In the continuing story of Israel, God clearly set about testing their faithfulness to Him, and expected them to obey His commands. He miraculously sent them the food they needed, along with specific instructions as to how to get the food, with a clearly stated purpose: “By evening you will realize it was the Lord who brought you out of the land of Egypt. In the morning you will see the glory of the Lord, because He has heard your complaints…” When some didn’t obey the instructions, God explained further: “How long will these people refuse to obey my commands and instructions? They must realize that the Sabbath is the Lord’s gift to you. That is why He gives you a two-day supply on the sixth day, so there will be enough for two days.” (Exodus 16:28-29) Provision for their needs along with an unexpected gift…but with instructions to be obeyed.

Why do we always think our plan is better than His?

What if obedience is not about being coerced by someone exerting their position, power, and authority, but is a freely given response to evident superiority, knowledge, and ability? What if God knows far more about what we need than we do? Like a good parent, He loves us by training, discipline, and correction to mold our character. He teaches us through both good and bad experiences that we can depend on Him – that He is faithful and trustworthy. We learn to see more and more clearly just who He is – a good and loving Father.

Our Lord never insists on having authority over us. He never says, “You will submit to me.” No, He leaves us perfectly free to choose He never insists on obedience, but when we truly see Him we will instantly obey Him. Then He is easily Lord of our life, and we live in adoration of Him from morning till night. The level of my growth in grace is revealed by the way I look at obedience.  

~Oswald Chambers, My Utmost for His Highest July 19

God Almighty | 10.10.16

Did you ever wonder why God made the people of Israel go through the plagues, right after He had promised He was going to deliver them?
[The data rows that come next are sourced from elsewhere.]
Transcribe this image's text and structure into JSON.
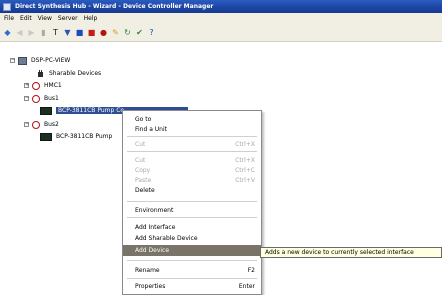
{
  "window": {
    "title": "Direct Synthesis Hub - Wizard - Device Controller Manager"
  },
  "menu": [
    "File",
    "Edit",
    "View",
    "Server",
    "Help"
  ],
  "toolbar_icons": [
    "logo-icon",
    "back-icon",
    "forward-icon",
    "up-icon",
    "properties-icon",
    "filter-icon",
    "stop-icon",
    "record-icon",
    "settings-icon",
    "tools-icon",
    "refresh-icon",
    "ok-icon",
    "help-icon"
  ],
  "tree": {
    "root": "DSP-PC-VIEW",
    "shared_devices": "Sharable Devices",
    "node1": "HMC1",
    "node2": "Bus1",
    "node2_child": "BCP-3811CB Pump Co",
    "node3": "Bus2",
    "node3_child": "BCP-3811CB Pump"
  },
  "context_menu": {
    "items": [
      {
        "label": "Go to",
        "shortcut": ""
      },
      {
        "label": "Find a Unit",
        "shortcut": ""
      },
      {
        "label": "Cut",
        "shortcut": "Ctrl+X"
      },
      {
        "label": "Cut",
        "shortcut": "Ctrl+X"
      },
      {
        "label": "Copy",
        "shortcut": "Ctrl+C"
      },
      {
        "label": "Paste",
        "shortcut": "Ctrl+V"
      },
      {
        "label": "Delete",
        "shortcut": ""
      },
      {
        "label": "Environment",
        "shortcut": ""
      },
      {
        "label": "Add Interface",
        "shortcut": ""
      },
      {
        "label": "Add Sharable Device",
        "shortcut": ""
      },
      {
        "label": "Add Device",
        "shortcut": ""
      },
      {
        "label": "Rename",
        "shortcut": "F2"
      },
      {
        "label": "Properties",
        "shortcut": "Enter"
      }
    ]
  },
  "tooltip": "Adds a new device to currently selected interface",
  "colors": {
    "titlebar": "#1d46a4",
    "selection": "#2f4d92",
    "menu_highlight": "#7a7368",
    "red_node": "#b01414",
    "tooltip_bg": "#ffffe1"
  }
}
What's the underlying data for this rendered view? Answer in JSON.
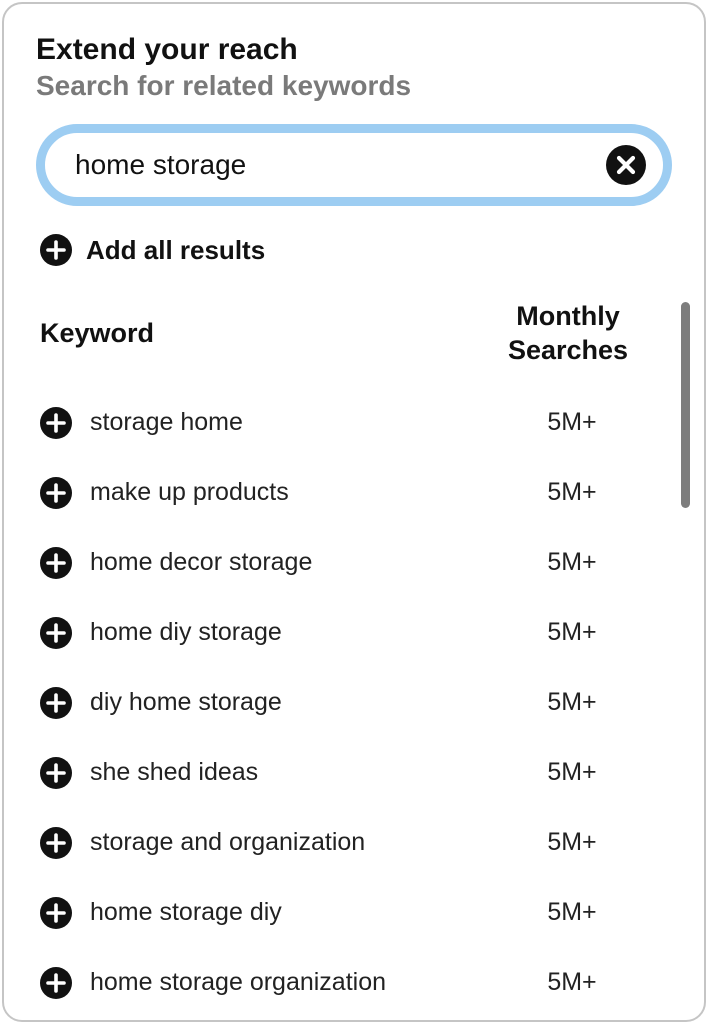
{
  "header": {
    "title": "Extend your reach",
    "subtitle": "Search for related keywords"
  },
  "search": {
    "value": "home storage",
    "placeholder": ""
  },
  "actions": {
    "add_all_label": "Add all results"
  },
  "table": {
    "columns": {
      "keyword": "Keyword",
      "searches_line1": "Monthly",
      "searches_line2": "Searches"
    },
    "rows": [
      {
        "keyword": "storage home",
        "searches": "5M+"
      },
      {
        "keyword": "make up products",
        "searches": "5M+"
      },
      {
        "keyword": "home decor storage",
        "searches": "5M+"
      },
      {
        "keyword": "home diy storage",
        "searches": "5M+"
      },
      {
        "keyword": "diy home storage",
        "searches": "5M+"
      },
      {
        "keyword": "she shed ideas",
        "searches": "5M+"
      },
      {
        "keyword": "storage and organization",
        "searches": "5M+"
      },
      {
        "keyword": "home storage diy",
        "searches": "5M+"
      },
      {
        "keyword": "home storage organization",
        "searches": "5M+"
      }
    ]
  }
}
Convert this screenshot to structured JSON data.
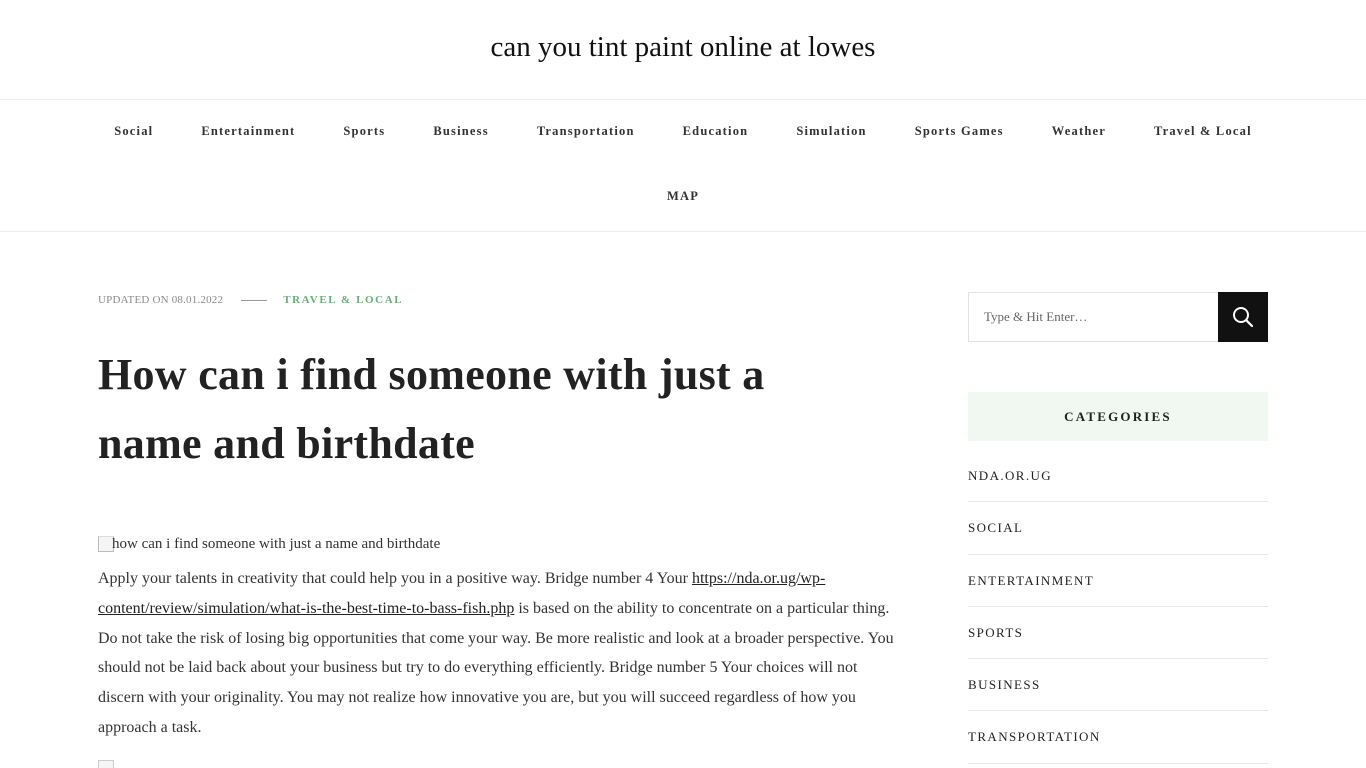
{
  "site": {
    "title": "can you tint paint online at lowes"
  },
  "nav": {
    "row1": [
      "Social",
      "Entertainment",
      "Sports",
      "Business",
      "Transportation",
      "Education",
      "Simulation",
      "Sports Games",
      "Weather",
      "Travel & Local"
    ],
    "row2": [
      "MAP"
    ]
  },
  "post": {
    "updated": "UPDATED ON 08.01.2022",
    "category": "TRAVEL & LOCAL",
    "title": "How can i find someone with just a name and birthdate",
    "image_alt": "how can i find someone with just a name and birthdate",
    "text_before_link": "Apply your talents in creativity that could help you in a positive way. Bridge number 4 Your ",
    "link_text": "https://nda.or.ug/wp-content/review/simulation/what-is-the-best-time-to-bass-fish.php",
    "text_after_link": " is based on the ability to concentrate on a particular thing. Do not take the risk of losing big opportunities that come your way. Be more realistic and look at a broader perspective. You should not be laid back about your business but try to do everything efficiently. Bridge number 5 Your choices will not discern with your originality. You may not realize how innovative you are, but you will succeed regardless of how you approach a task."
  },
  "sidebar": {
    "search_placeholder": "Type & Hit Enter…",
    "search_icon": "search-icon",
    "categories_title": "CATEGORIES",
    "categories": [
      "NDA.OR.UG",
      "SOCIAL",
      "ENTERTAINMENT",
      "SPORTS",
      "BUSINESS",
      "TRANSPORTATION"
    ]
  },
  "colors": {
    "accent": "#6aae78",
    "category_bg": "#f1f8f2",
    "search_button": "#111111"
  }
}
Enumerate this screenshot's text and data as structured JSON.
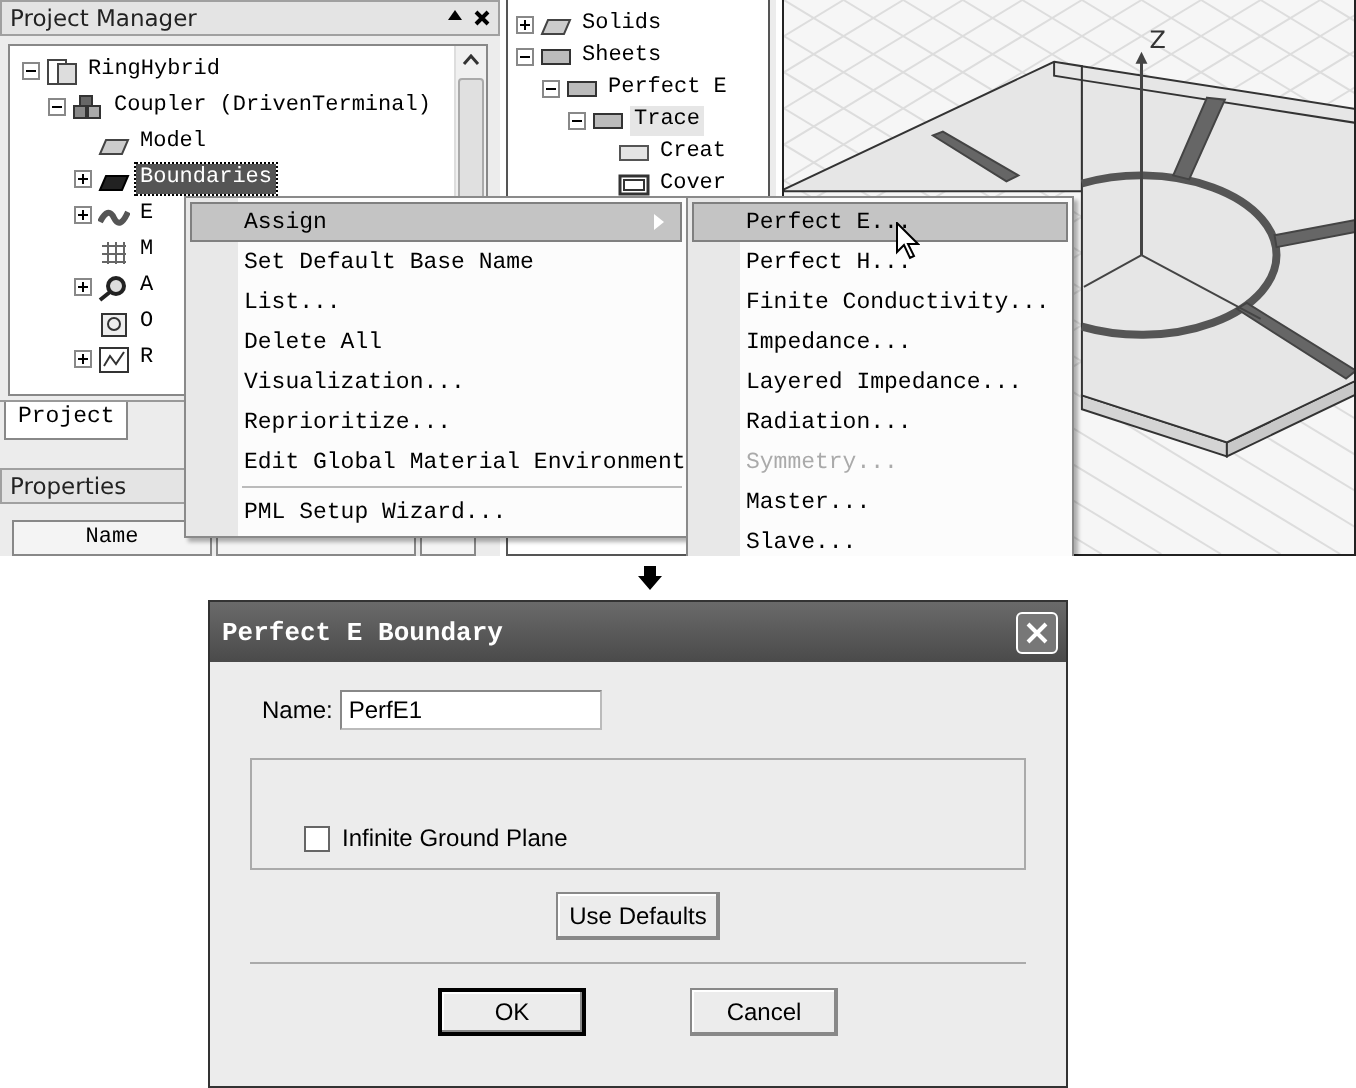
{
  "project_manager": {
    "title": "Project Manager",
    "tree": [
      {
        "label": "RingHybrid",
        "kind": "project",
        "expanded": true,
        "selected": false,
        "children": [
          {
            "label": "Coupler (DrivenTerminal)",
            "kind": "design",
            "expanded": true,
            "selected": false,
            "children": [
              {
                "label": "Model",
                "kind": "model",
                "selected": false
              },
              {
                "label": "Boundaries",
                "kind": "boundaries",
                "expanded": false,
                "selected": true
              },
              {
                "label": "E",
                "kind": "excitations",
                "expanded": false,
                "selected": false
              },
              {
                "label": "M",
                "kind": "mesh",
                "selected": false
              },
              {
                "label": "A",
                "kind": "analysis",
                "expanded": false,
                "selected": false
              },
              {
                "label": "O",
                "kind": "optimetrics",
                "selected": false
              },
              {
                "label": "R",
                "kind": "results",
                "expanded": false,
                "selected": false
              }
            ]
          }
        ]
      }
    ],
    "tab": "Project"
  },
  "properties": {
    "title": "Properties",
    "columns": [
      "Name"
    ]
  },
  "model_tree": [
    {
      "label": "Solids",
      "kind": "solid",
      "expanded": false,
      "selected": false
    },
    {
      "label": "Sheets",
      "kind": "sheet",
      "expanded": true,
      "selected": false,
      "children": [
        {
          "label": "Perfect E",
          "kind": "sheet",
          "expanded": true,
          "selected": false,
          "children": [
            {
              "label": "Trace",
              "kind": "sheet",
              "expanded": true,
              "selected": true,
              "children": [
                {
                  "label": "Creat",
                  "kind": "operation",
                  "selected": false
                },
                {
                  "label": "Cover",
                  "kind": "cover",
                  "selected": false
                }
              ]
            }
          ]
        }
      ]
    }
  ],
  "view": {
    "axis_label": "Z"
  },
  "context_menu": {
    "groups": [
      [
        {
          "label": "Assign",
          "selected": true,
          "submenu": true
        },
        {
          "label": "Set Default Base Name",
          "selected": false
        },
        {
          "label": "List...",
          "selected": false
        },
        {
          "label": "Delete All",
          "selected": false
        },
        {
          "label": "Visualization...",
          "selected": false
        },
        {
          "label": "Reprioritize...",
          "selected": false
        },
        {
          "label": "Edit Global Material Environment",
          "selected": false
        }
      ],
      [
        {
          "label": "PML Setup Wizard...",
          "selected": false
        }
      ]
    ]
  },
  "submenu": {
    "items": [
      {
        "label": "Perfect E...",
        "selected": true,
        "disabled": false
      },
      {
        "label": "Perfect H...",
        "selected": false,
        "disabled": false
      },
      {
        "label": "Finite Conductivity...",
        "selected": false,
        "disabled": false
      },
      {
        "label": "Impedance...",
        "selected": false,
        "disabled": false
      },
      {
        "label": "Layered Impedance...",
        "selected": false,
        "disabled": false
      },
      {
        "label": "Radiation...",
        "selected": false,
        "disabled": false
      },
      {
        "label": "Symmetry...",
        "selected": false,
        "disabled": true
      },
      {
        "label": "Master...",
        "selected": false,
        "disabled": false
      },
      {
        "label": "Slave...",
        "selected": false,
        "disabled": false
      }
    ]
  },
  "dialog": {
    "title": "Perfect E Boundary",
    "name_label": "Name:",
    "name_value": "PerfE1",
    "checkbox": {
      "label": "Infinite Ground Plane",
      "checked": false
    },
    "defaults_button": "Use Defaults",
    "buttons": [
      {
        "label": "OK",
        "default": true
      },
      {
        "label": "Cancel",
        "default": false
      }
    ]
  }
}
What kind of loving God would allow this, much less actually even cause it? In their misery, and of course not knowing how the story was going to end, they couldn’t even begin to picture the good ending that God promised through Moses.

As I was reading through this story in Exodus, I was struck by how very clear God was about His purpose for this whole adventure. Over and over, different variations of the same reasons are spelled out: “…so that you may know that I am the Lord” and “the Egyptians will know that there is no one like me in all the earth.”

I noticed an interesting turn halfway through the story. God allowed the Israelites to experience the first few plagues along with all of Egypt. Imagine how confused and angry they were toward God at that point. But then, God started exempting them from the increasingly horrific plagues that kept on coming, but now only on the Egyptians. The story doesn’t tell how the Israelites responded, but I’m guessing their view of God was shifting. Maybe they were just a little bit more ready to trust that He really was working on their behalf, a bit closer to recognizing Him as sovereign and powerful Lord God Almighty—more so than if they had just been allowed to walk away on the first try.

God was working on a much bigger plan than the people of Israel could see. He did, in fact, keep His promise to them, and in such a big way that the story is still being told today. He did, in fact, bring relief and hope in the middle of the plagues, growing their ability to trust that He really was God Almighty and was working toward their rescue.

When things are going smoothly and life seems easy, our natural response seems to be that we forget God. But, we call out for Him when we are in pain. In our need and powerlessness we begin to experience the ways that He is working for good – and not just for us, but weaving our lives together with seemingly random and often painful circumstances, and other people, for His purposes.

Is it possible that God allows hard times to come to us so that we might turn to Him and be more able to recognize Him as our loving, good, and all-powerful Lord God Almighty? He is God, and we are not.